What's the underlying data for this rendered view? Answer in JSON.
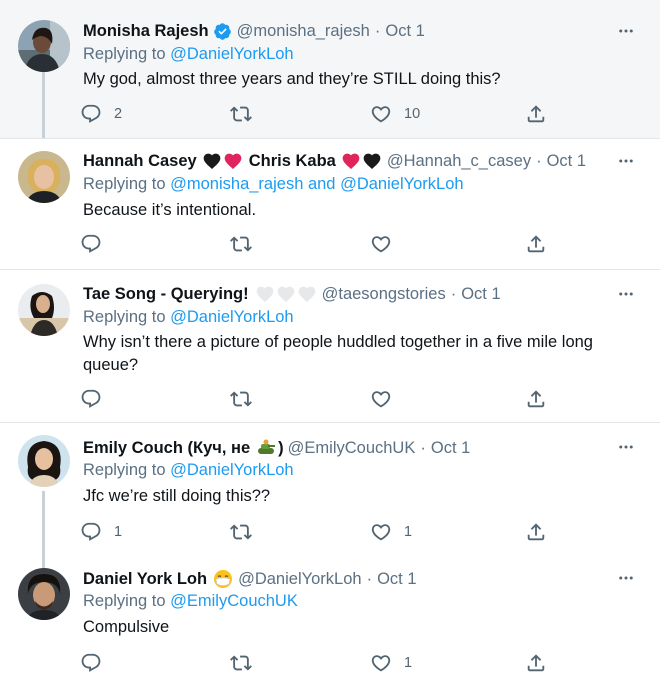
{
  "tweets": [
    {
      "name": "Monisha Rajesh",
      "handle": "@monisha_rajesh",
      "separator": "·",
      "time": "Oct 1",
      "replying_prefix": "Replying to ",
      "replying_to": "@DanielYorkLoh",
      "text": "My god, almost three years and they’re STILL doing this?",
      "reply_count": "2",
      "retweet_count": "",
      "like_count": "10",
      "verified": true
    },
    {
      "name_part1": "Hannah Casey",
      "name_part2": "Chris Kaba",
      "handle": "@Hannah_c_casey",
      "separator": "·",
      "time": "Oct 1",
      "replying_prefix": "Replying to ",
      "replying_to_1": "@monisha_rajesh",
      "replying_and": " and ",
      "replying_to_2": "@DanielYorkLoh",
      "text": "Because it’s intentional.",
      "reply_count": "",
      "retweet_count": "",
      "like_count": ""
    },
    {
      "name": "Tae Song - Querying!",
      "handle": "@taesongstories",
      "separator": "·",
      "time": "Oct 1",
      "replying_prefix": "Replying to ",
      "replying_to": "@DanielYorkLoh",
      "text": "Why isn’t there a picture of people huddled together in a five mile long queue?",
      "reply_count": "",
      "retweet_count": "",
      "like_count": ""
    },
    {
      "name_part1": "Emily Couch (Куч, не",
      "name_part2": ")",
      "handle": "@EmilyCouchUK",
      "separator": "·",
      "time": "Oct 1",
      "replying_prefix": "Replying to ",
      "replying_to": "@DanielYorkLoh",
      "text": "Jfc we’re still doing this??",
      "reply_count": "1",
      "retweet_count": "",
      "like_count": "1"
    },
    {
      "name": "Daniel York Loh",
      "handle": "@DanielYorkLoh",
      "separator": "·",
      "time": "Oct 1",
      "replying_prefix": "Replying to ",
      "replying_to": "@EmilyCouchUK",
      "text": "Compulsive",
      "reply_count": "",
      "retweet_count": "",
      "like_count": "1"
    }
  ],
  "colors": {
    "link": "#1d9bf0",
    "secondary_text": "#5b7083",
    "verified": "#1d9bf0",
    "heart_red": "#e0245e",
    "heart_black": "#1a1a1a",
    "highlight_bg": "#f5f6f7"
  },
  "icons": {
    "reply": "reply-icon",
    "retweet": "retweet-icon",
    "like": "like-icon",
    "share": "share-icon",
    "more": "more-options-icon",
    "verified": "verified-badge-icon"
  }
}
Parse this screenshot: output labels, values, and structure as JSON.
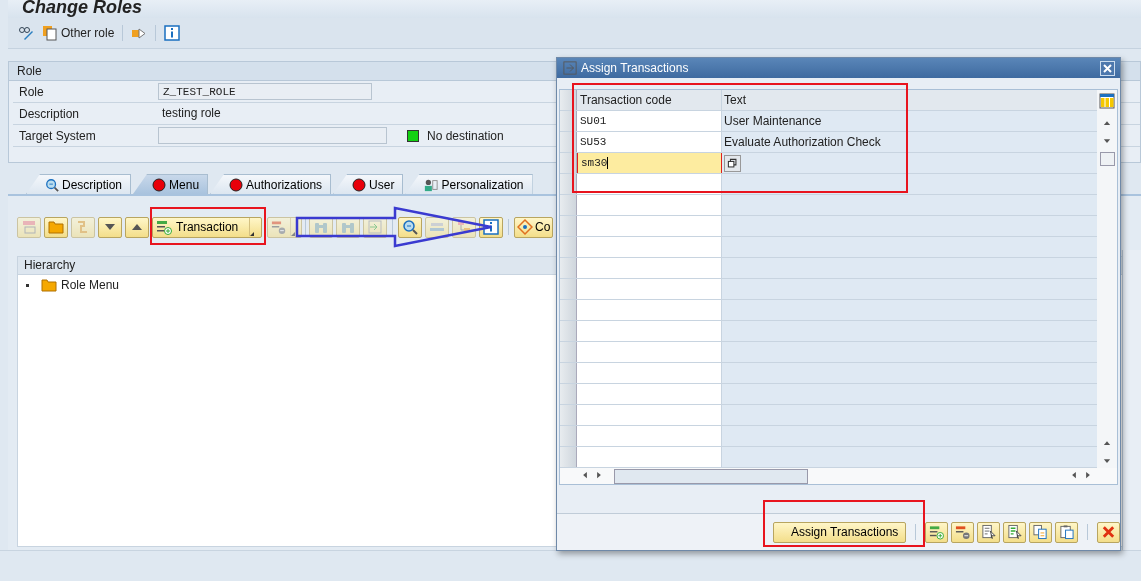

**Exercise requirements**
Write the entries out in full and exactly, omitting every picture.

**Solution for this task**
What's the underlying data for this rendered view? Answer in JSON.
{
  "tweets": [
    {
      "name": "Monisha Rajesh",
      "handle": "@monisha_rajesh",
      "separator": "·",
      "time": "Oct 1",
      "replying_prefix": "Replying to ",
      "replying_to": "@DanielYorkLoh",
      "text": "My god, almost three years and they’re STILL doing this?",
      "reply_count": "2",
      "retweet_count": "",
      "like_count": "10",
      "verified": true
    },
    {
      "name_part1": "Hannah Casey",
      "name_part2": "Chris Kaba",
      "handle": "@Hannah_c_casey",
      "separator": "·",
      "time": "Oct 1",
      "replying_prefix": "Replying to ",
      "replying_to_1": "@monisha_rajesh",
      "replying_and": " and ",
      "replying_to_2": "@DanielYorkLoh",
      "text": "Because it’s intentional.",
      "reply_count": "",
      "retweet_count": "",
      "like_count": ""
    },
    {
      "name": "Tae Song - Querying!",
      "handle": "@taesongstories",
      "separator": "·",
      "time": "Oct 1",
      "replying_prefix": "Replying to ",
      "replying_to": "@DanielYorkLoh",
      "text": "Why isn’t there a picture of people huddled together in a five mile long queue?",
      "reply_count": "",
      "retweet_count": "",
      "like_count": ""
    },
    {
      "name_part1": "Emily Couch (Куч, не",
      "name_part2": ")",
      "handle": "@EmilyCouchUK",
      "separator": "·",
      "time": "Oct 1",
      "replying_prefix": "Replying to ",
      "replying_to": "@DanielYorkLoh",
      "text": "Jfc we’re still doing this??",
      "reply_count": "1",
      "retweet_count": "",
      "like_count": "1"
    },
    {
      "name": "Daniel York Loh",
      "handle": "@DanielYorkLoh",
      "separator": "·",
      "time": "Oct 1",
      "replying_prefix": "Replying to ",
      "replying_to": "@EmilyCouchUK",
      "text": "Compulsive",
      "reply_count": "",
      "retweet_count": "",
      "like_count": "1"
    }
  ],
  "colors": {
    "link": "#1d9bf0",
    "secondary_text": "#5b7083",
    "verified": "#1d9bf0",
    "heart_red": "#e0245e",
    "heart_black": "#1a1a1a",
    "highlight_bg": "#f5f6f7"
  },
  "icons": {
    "reply": "reply-icon",
    "retweet": "retweet-icon",
    "like": "like-icon",
    "share": "share-icon",
    "more": "more-options-icon",
    "verified": "verified-badge-icon"
  }
}
Parse this screenshot: output labels, values, and structure as JSON.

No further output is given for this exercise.